It depicts the trek he and other artists have taken into the Chelsea art world. The exhibit is a menagerie of his pixelation art, videos, and another art form influenced by our high-tech times: his light box sculptures. With the use of two-way mirrors and LED lights, the two and a half inch deep sculptures give an infinity effect through optical illusion.
To date Kolker has done 40 solo exhibitions in his Chelsea Gallery, while remaining a surgeon and Emeritus chief of cardiothoracic surgery at North Shore LIJ hospital in Glen Cove, until his recent retirement just after Hurricane Sandy hit in 2012. “After the hurricane I decided that one career would be sufficient,” he said. In his “spare” time he acquired his doctorate in Law.
With his continued love of both art and medicine, Kolker is busily working on his latest exhibition, set to open February 2014, entitled “Speak to me… about healthcare,” an artistic message about the current state of the healthcare system.
For more information about Kolker and his works, visit www.paulkolker.com.
Thursday, 06 March 2014 00:00
Westbury High School students are teaching younger children from Park Avenue Elementary School valuable life lessons about money and business skills through the High School Heroes program.
In this program, high school students that are taking Renate Johnson’s Junior Achievement class will go into first grade classrooms to teach 45-minute lessons.
“It is a program that gives high school and younger students confidence and teaches them about business and financial literacy,” said Johnson.
Saturday, 08 March 2014 00:00
The Westbury Historical Society will host Dr. Natalie Naylor, professor emerita at Hofstra University and author of Women in Long Island’s Past: Eminent Ladies and Everyday Lives at their next meeting on March 9.
Naylor’s presentation will focus on the place of women in Long Island’s history, including several prominent women from Westbury’s past.
Thursday, 20 February 2014 00:00
Albertson resident and Kellenberg sophomore Gabby Schreib qualified for the Millrose Games in New York City.
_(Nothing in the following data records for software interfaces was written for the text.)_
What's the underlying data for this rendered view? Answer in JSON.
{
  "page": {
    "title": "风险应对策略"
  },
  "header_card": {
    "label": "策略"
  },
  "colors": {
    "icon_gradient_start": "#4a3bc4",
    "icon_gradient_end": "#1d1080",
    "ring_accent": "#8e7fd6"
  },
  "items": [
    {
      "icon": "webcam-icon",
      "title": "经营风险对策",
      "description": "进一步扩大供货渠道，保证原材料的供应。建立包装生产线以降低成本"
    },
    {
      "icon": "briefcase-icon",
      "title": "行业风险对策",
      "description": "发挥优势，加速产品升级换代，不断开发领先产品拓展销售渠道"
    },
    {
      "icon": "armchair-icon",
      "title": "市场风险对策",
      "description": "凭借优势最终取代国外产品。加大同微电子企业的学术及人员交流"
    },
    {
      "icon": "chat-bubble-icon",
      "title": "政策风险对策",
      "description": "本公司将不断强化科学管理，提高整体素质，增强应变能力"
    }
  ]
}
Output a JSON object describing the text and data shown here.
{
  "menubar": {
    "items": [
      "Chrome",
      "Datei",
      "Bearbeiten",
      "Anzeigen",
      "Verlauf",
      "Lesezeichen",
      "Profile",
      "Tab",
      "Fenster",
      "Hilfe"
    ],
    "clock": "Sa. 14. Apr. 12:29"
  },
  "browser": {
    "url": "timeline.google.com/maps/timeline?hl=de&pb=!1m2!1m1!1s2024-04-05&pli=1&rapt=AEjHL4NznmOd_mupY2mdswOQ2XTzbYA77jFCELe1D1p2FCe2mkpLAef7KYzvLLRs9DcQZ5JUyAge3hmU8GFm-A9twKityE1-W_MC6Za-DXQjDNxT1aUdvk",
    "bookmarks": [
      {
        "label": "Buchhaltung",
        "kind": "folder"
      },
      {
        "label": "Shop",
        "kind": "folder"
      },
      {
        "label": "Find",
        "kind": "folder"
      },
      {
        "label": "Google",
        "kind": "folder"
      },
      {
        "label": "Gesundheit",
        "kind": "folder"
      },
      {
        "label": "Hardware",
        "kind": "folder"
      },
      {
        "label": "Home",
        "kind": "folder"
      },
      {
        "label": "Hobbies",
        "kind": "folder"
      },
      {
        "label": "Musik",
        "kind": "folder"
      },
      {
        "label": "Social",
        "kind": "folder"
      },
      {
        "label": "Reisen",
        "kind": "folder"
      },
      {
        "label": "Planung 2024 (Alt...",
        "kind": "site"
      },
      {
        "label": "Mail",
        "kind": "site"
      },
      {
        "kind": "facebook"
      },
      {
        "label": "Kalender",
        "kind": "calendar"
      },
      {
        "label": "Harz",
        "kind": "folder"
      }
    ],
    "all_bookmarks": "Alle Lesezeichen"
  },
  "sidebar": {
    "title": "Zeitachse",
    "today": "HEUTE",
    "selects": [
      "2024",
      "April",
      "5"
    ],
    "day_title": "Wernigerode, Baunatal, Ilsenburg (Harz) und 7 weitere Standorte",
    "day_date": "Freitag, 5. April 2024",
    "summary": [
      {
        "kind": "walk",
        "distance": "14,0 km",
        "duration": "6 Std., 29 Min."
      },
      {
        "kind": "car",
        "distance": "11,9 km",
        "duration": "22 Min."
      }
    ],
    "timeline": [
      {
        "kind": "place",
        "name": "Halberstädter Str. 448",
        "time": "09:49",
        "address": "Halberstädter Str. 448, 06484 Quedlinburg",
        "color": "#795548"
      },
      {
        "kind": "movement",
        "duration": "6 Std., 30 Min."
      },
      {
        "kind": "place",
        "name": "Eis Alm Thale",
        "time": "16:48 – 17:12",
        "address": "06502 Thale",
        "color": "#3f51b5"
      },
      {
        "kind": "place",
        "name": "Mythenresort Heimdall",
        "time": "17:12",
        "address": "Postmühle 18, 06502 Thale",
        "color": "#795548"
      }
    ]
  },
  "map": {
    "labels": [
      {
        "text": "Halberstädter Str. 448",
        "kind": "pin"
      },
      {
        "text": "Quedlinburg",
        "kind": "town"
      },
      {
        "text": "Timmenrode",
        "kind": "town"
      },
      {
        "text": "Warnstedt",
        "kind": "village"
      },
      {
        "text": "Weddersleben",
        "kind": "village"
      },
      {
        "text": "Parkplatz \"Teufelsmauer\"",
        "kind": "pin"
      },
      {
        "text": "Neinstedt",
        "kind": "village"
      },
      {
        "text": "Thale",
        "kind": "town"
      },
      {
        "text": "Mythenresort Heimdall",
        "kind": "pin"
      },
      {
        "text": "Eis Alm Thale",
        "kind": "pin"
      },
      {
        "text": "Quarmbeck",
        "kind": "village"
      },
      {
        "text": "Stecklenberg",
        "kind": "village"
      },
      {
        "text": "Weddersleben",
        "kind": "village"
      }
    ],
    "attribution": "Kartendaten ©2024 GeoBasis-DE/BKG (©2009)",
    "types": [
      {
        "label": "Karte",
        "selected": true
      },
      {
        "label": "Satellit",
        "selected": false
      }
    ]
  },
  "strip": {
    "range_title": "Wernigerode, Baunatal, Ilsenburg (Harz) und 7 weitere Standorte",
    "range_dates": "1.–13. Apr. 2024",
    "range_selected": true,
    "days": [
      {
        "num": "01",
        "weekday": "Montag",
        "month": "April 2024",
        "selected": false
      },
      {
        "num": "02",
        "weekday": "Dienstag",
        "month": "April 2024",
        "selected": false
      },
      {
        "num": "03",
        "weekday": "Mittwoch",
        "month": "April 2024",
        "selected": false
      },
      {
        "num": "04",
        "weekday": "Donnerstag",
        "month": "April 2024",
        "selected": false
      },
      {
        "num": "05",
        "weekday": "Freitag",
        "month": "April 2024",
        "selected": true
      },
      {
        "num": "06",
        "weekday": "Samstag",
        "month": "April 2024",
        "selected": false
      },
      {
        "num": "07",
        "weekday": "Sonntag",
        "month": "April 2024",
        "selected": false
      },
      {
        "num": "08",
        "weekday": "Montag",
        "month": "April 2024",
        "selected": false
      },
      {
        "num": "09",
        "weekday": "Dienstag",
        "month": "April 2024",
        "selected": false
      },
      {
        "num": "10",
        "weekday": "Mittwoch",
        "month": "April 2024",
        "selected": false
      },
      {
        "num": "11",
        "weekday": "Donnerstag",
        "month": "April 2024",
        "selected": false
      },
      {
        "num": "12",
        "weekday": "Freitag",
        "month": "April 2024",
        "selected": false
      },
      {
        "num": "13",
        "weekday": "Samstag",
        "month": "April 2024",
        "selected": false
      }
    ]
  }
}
Schreib qualified as a member of the Sprint Medley Relay along with Danielle Correia, Bridget McNierney, and Jazmine Fray.
The Kellenberg relay’s close second place finish in January’s Millrose Trials has moved them closer to defending the title they won in the same relay at last year’s Millrose Games. Schreib and her teammates time is currently second in the United States for girls track and field performances.
Thursday, 20 February 2014 00:00
Congratulations to Westbury athletes Michael Esposito, Eileen Harris, Brett Harris, and Michael Going, each of whom won awards in Race # 1 of the Jonas Chiropractic Run Nassau Series co-hosted by Nassau County and the Greater Long Island Running Club.
Michael Esposito, age 15, took home the second place award in the 15-19 age group with a time of 23 minutes, 6 seconds. Eileen Harris, age 42, earned the first place award in the women’s 40-44 age group. She completed the race with her 45 year old husband, Brett Harris, who was the third place award winner in the men’s 45-49 age group. Michael Going, age 41, scored third place honors in the 40-44 age group with a time of 20 minutes, 51 seconds.